Parking can be difficult as this is a popular destination. Make sure you park only in appropriate spaces and entirely off roadways to prevent ticketing, as this area is monitored regularly.
And One Long-Distance Hiking Trail in Scotland!
The Skye Trail
Distance: ~80 miles
Both The Quiraing and The Old Man of Storr are part of The Skye Trail, a 7-day backpacking trail that covers roughly 80 miles throughout the Isle of Skye. Formal campsites are available along the trail, as well as hostels and hotels that provide a more lavish style of backpacking.
Traveling north to south (SOBO) is the recommended route, though some have argued it best to hike in the opposite direction (NOBO) due to wind resistance.
The trail is best fit for experienced hikers who can navigate without clear cut markers and appropriately manage changing weather conditions.
Walk Highlands contributes pertinent information for trip planning. For those willing to go the distance, this trail undoubtedly will provide an unforgettable experience.
About The Author
Katey Hamill is a writer and photographer based in Truckee, Ca. Growing up a “mountain kid,” Katey developed a love for the outdoors at an early age and spent countless hours exploring her Sierra surrounded neighborhood throughout her upbringing.
In recent years, Katey has been fortunate to expand her travels to Iceland, Scotland, Ireland, Canada, and multiple states within the US. She brings a camera and hiking shoes along on every trip with hopes to explore remote places. Check out her photography website www.kateyhamill.com and her Instagram page (@kateyhamill).
Hello Katey, what a brilliant article you laid out there on hiking. I am amazed at the graphics, pictures, and the entire design of your website. I used to hike but on smaller hills back then in my country but viewing these hills you portrayed, I would go for the Old Man Of Storr (An Stòr); first of all, because it is easy to pronounce, conducive for many and I may not get lost. However, I shall recommend a few friends who adore hiking on high hills like Bidean nam Bian to visit Scotland.

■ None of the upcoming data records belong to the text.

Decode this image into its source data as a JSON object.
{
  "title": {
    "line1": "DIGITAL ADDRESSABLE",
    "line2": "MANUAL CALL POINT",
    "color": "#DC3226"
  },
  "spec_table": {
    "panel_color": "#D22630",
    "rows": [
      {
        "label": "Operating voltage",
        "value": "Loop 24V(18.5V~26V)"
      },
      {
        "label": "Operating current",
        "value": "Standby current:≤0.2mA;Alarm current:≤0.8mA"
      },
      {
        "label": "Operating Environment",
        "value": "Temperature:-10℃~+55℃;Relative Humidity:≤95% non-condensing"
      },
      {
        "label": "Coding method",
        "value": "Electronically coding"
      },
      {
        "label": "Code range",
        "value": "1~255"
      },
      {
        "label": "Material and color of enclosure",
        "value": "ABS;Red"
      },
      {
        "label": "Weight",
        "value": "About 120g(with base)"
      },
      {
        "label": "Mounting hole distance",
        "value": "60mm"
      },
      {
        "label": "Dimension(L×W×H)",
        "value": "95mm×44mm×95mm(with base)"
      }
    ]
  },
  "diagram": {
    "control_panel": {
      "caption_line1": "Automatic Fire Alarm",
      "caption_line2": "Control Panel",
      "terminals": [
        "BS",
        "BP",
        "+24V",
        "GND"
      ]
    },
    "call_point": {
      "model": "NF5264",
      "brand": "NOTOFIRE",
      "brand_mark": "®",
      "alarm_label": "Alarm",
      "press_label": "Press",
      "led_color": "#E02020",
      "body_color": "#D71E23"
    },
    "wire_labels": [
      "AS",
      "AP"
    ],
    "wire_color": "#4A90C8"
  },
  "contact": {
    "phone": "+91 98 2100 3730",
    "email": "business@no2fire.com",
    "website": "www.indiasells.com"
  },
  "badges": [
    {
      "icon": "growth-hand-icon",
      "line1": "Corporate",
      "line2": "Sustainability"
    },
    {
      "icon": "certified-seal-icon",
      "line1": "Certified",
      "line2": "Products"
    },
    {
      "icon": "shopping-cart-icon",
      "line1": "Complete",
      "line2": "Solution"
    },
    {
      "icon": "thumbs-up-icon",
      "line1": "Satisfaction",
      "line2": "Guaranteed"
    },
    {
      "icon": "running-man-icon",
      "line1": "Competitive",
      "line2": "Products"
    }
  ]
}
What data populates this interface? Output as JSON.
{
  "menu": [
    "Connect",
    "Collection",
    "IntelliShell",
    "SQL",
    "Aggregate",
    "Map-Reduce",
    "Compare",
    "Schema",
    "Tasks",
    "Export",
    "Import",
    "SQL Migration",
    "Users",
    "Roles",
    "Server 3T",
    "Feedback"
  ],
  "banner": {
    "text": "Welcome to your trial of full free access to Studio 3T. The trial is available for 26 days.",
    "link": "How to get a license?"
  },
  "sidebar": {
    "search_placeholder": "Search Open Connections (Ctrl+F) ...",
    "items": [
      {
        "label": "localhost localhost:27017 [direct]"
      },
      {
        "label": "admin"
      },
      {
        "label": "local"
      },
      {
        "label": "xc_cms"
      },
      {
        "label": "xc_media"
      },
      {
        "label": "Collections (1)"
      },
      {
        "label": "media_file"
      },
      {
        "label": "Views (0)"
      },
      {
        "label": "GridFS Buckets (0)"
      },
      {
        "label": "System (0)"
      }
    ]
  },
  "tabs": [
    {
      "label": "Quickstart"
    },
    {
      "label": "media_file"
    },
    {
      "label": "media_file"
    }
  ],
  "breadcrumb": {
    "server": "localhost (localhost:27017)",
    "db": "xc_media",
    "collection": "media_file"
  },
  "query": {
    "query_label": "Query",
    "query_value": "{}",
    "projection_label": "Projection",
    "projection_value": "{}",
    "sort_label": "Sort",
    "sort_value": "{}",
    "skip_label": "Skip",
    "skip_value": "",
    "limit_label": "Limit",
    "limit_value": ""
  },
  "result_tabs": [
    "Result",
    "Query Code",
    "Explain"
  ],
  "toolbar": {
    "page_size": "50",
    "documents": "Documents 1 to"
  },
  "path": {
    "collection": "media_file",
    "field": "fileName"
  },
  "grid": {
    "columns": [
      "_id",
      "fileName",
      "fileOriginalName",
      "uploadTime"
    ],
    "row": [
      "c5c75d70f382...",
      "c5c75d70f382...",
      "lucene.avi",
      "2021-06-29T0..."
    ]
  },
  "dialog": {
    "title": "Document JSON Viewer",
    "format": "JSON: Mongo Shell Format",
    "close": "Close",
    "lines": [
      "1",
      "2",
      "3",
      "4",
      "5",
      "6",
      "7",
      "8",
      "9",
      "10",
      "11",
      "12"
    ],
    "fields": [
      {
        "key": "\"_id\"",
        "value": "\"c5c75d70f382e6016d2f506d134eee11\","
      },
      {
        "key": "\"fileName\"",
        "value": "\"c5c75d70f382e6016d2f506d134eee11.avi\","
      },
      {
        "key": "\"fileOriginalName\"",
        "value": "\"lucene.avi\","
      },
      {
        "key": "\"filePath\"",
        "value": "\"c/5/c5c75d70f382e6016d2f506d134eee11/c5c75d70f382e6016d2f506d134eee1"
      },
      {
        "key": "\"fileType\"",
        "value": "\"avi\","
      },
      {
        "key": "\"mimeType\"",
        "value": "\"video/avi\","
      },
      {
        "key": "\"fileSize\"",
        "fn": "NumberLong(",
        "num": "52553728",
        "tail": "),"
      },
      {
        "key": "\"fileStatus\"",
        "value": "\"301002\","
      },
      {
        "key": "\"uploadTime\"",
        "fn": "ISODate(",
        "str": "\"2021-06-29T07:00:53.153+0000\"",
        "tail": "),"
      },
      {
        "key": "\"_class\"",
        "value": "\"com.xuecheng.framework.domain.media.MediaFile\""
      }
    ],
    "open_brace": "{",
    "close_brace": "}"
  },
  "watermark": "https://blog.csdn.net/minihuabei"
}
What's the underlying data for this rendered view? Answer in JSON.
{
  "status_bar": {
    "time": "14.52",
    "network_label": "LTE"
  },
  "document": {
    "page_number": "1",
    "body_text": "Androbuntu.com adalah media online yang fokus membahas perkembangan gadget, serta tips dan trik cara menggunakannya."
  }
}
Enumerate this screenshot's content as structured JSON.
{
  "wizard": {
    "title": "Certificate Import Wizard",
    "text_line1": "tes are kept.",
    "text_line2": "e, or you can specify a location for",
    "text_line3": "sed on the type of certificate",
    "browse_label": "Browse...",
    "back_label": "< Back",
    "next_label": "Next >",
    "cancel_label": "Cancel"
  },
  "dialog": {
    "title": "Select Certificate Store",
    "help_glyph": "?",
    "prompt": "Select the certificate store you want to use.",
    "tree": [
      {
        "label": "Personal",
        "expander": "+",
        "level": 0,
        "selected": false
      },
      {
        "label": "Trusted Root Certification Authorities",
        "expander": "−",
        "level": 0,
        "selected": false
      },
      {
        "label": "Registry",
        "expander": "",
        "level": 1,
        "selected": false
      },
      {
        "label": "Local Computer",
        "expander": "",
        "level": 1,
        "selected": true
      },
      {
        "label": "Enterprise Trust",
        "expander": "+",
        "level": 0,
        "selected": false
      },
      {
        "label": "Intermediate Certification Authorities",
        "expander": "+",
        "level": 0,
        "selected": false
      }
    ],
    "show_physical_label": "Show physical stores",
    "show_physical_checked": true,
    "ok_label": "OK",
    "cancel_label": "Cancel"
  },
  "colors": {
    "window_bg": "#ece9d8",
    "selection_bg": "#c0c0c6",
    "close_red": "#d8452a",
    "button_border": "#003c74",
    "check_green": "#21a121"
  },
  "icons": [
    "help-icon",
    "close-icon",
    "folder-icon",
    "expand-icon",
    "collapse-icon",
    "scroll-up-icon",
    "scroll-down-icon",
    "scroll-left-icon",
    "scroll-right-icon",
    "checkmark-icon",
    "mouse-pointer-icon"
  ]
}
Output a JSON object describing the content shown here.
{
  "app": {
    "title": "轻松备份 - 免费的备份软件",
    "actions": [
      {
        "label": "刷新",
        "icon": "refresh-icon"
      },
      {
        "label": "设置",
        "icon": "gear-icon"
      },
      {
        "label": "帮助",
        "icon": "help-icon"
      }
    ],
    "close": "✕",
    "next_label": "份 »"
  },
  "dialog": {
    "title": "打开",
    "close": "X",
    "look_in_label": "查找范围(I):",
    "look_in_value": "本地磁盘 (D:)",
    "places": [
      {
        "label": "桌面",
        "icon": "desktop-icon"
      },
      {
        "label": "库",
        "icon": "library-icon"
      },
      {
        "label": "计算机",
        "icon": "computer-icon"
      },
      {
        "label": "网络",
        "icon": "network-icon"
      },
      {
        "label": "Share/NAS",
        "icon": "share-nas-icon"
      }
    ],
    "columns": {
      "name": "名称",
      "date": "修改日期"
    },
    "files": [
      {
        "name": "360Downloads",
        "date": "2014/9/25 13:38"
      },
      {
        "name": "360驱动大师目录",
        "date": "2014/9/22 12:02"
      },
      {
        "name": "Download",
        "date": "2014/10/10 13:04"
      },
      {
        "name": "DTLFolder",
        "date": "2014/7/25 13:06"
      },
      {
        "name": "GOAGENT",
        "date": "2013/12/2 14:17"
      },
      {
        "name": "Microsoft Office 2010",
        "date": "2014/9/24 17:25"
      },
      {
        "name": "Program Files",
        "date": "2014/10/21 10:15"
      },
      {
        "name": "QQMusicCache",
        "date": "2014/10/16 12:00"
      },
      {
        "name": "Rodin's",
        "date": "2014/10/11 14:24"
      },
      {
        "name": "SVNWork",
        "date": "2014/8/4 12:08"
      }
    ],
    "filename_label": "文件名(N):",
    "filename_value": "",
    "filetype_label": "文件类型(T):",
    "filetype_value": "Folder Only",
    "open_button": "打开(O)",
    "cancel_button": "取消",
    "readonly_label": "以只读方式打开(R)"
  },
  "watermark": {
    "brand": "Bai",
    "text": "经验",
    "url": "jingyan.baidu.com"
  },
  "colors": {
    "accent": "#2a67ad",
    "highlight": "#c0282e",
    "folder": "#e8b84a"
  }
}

I wish to ask, do you have any idea why that hill was called Old Man Of Storr? For The Three sisters, I presume they appear in lumps of three, what do you think Katey?
Rumor has it that the Old Man of Storr is named so because the rock structure resembles the face of an old man.
You are spot on with the 3 Sisters, as the name refers to the 3 nearby peaks.
You’ll have to take a trip to check it out in person someday.
Great article Katey, I’ve not traveled to the British Isles (yet), reading your experiences leads to thoughts of “better do it”. I was friends with a guy from the Isle of Skye.
He and I shared a few bottles of “real” Scottish whiskey over the years, so my desire to visit Scotland and the surrounding countries is being planned as we sit out this pandemic thing.
Nice article thanks.
Thank you Michael. The Isle of Skye is definitely worth a visit and the whisky definitely worth a try!